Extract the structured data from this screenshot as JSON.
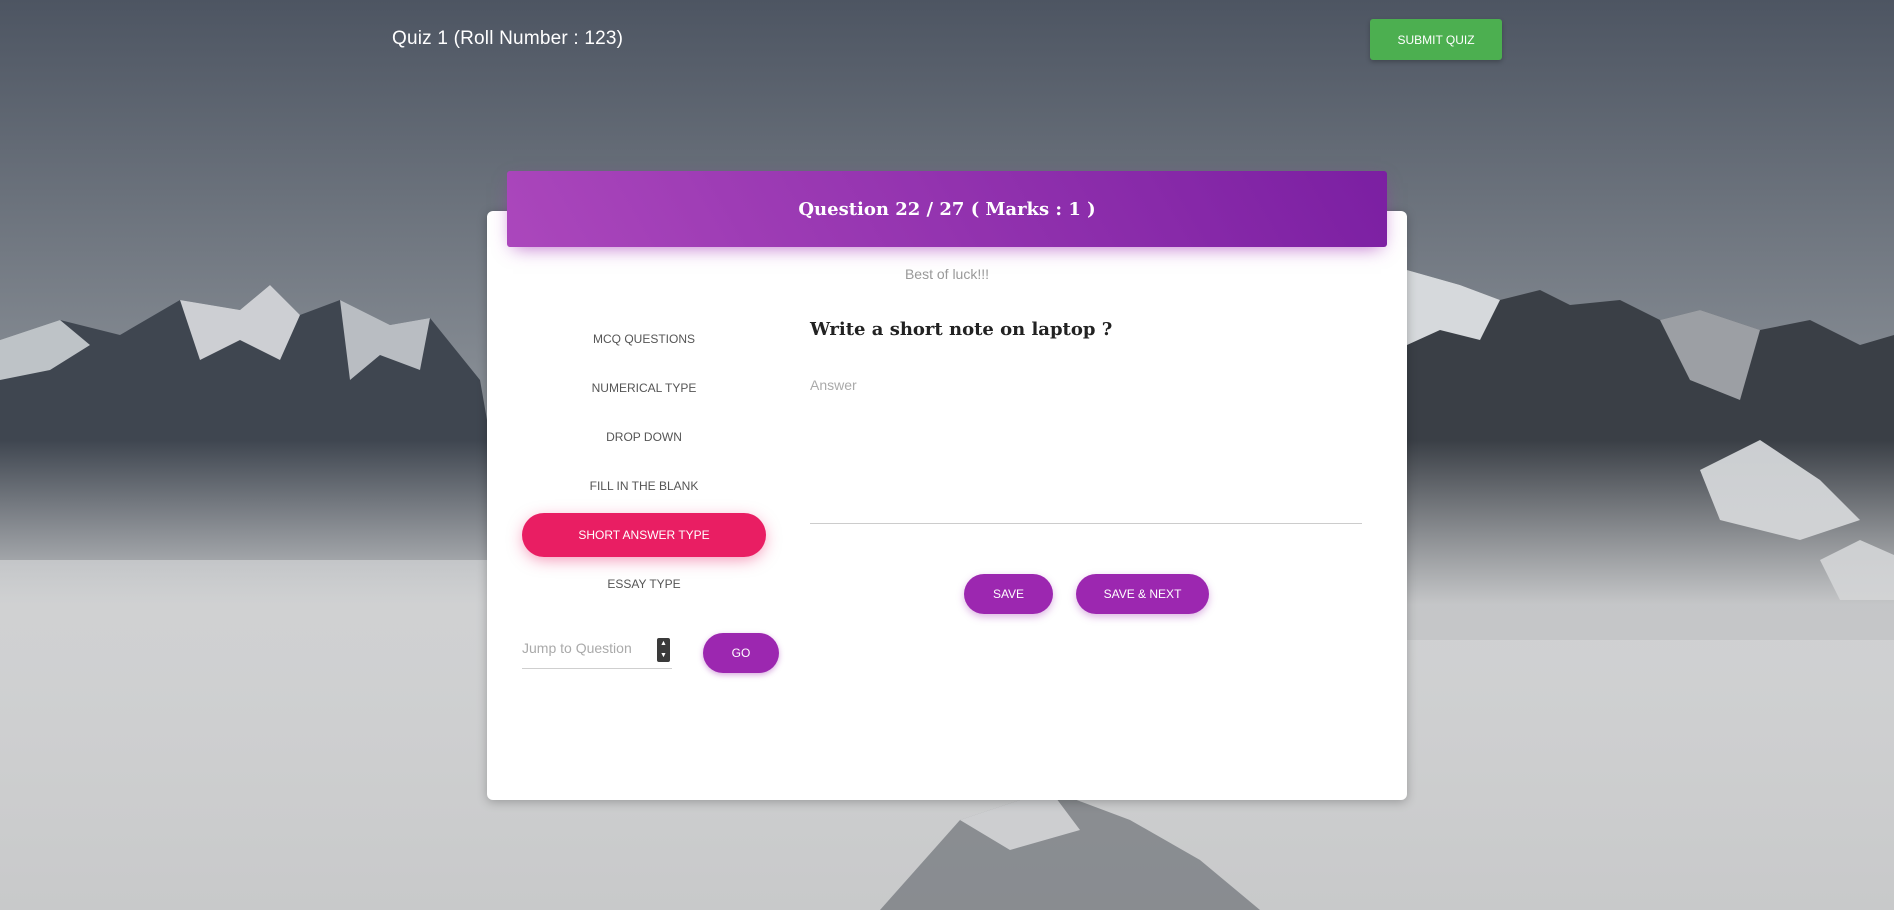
{
  "header": {
    "quiz_title": "Quiz 1 (Roll Number : 123)",
    "submit_label": "SUBMIT QUIZ"
  },
  "card": {
    "question_heading": "Question 22 / 27 ( Marks : 1 )",
    "subtitle": "Best of luck!!!"
  },
  "nav": {
    "items": [
      {
        "label": "MCQ QUESTIONS",
        "active": false
      },
      {
        "label": "NUMERICAL TYPE",
        "active": false
      },
      {
        "label": "DROP DOWN",
        "active": false
      },
      {
        "label": "FILL IN THE BLANK",
        "active": false
      },
      {
        "label": "SHORT ANSWER TYPE",
        "active": true
      },
      {
        "label": "ESSAY TYPE",
        "active": false
      }
    ],
    "jump_placeholder": "Jump to Question",
    "go_label": "GO"
  },
  "question": {
    "text": "Write a short note on laptop ?",
    "answer_placeholder": "Answer",
    "answer_value": "",
    "save_label": "SAVE",
    "save_next_label": "SAVE & NEXT"
  },
  "colors": {
    "header_gradient_start": "#ab47bc",
    "header_gradient_end": "#7b1fa2",
    "active_tab": "#e91e63",
    "primary_button": "#9c27b0",
    "submit_button": "#4caf50"
  },
  "icons": {
    "spinner_up": "chevron-up-icon",
    "spinner_down": "chevron-down-icon"
  }
}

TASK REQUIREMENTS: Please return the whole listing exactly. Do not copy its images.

EXERCISE ANSWER:
Extract the structured data from this screenshot as JSON.
{
  "header": {
    "quiz_title": "Quiz 1 (Roll Number : 123)",
    "submit_label": "SUBMIT QUIZ"
  },
  "card": {
    "question_heading": "Question 22 / 27 ( Marks : 1 )",
    "subtitle": "Best of luck!!!"
  },
  "nav": {
    "items": [
      {
        "label": "MCQ QUESTIONS",
        "active": false
      },
      {
        "label": "NUMERICAL TYPE",
        "active": false
      },
      {
        "label": "DROP DOWN",
        "active": false
      },
      {
        "label": "FILL IN THE BLANK",
        "active": false
      },
      {
        "label": "SHORT ANSWER TYPE",
        "active": true
      },
      {
        "label": "ESSAY TYPE",
        "active": false
      }
    ],
    "jump_placeholder": "Jump to Question",
    "go_label": "GO"
  },
  "question": {
    "text": "Write a short note on laptop ?",
    "answer_placeholder": "Answer",
    "answer_value": "",
    "save_label": "SAVE",
    "save_next_label": "SAVE & NEXT"
  },
  "colors": {
    "header_gradient_start": "#ab47bc",
    "header_gradient_end": "#7b1fa2",
    "active_tab": "#e91e63",
    "primary_button": "#9c27b0",
    "submit_button": "#4caf50"
  },
  "icons": {
    "spinner_up": "chevron-up-icon",
    "spinner_down": "chevron-down-icon"
  }
}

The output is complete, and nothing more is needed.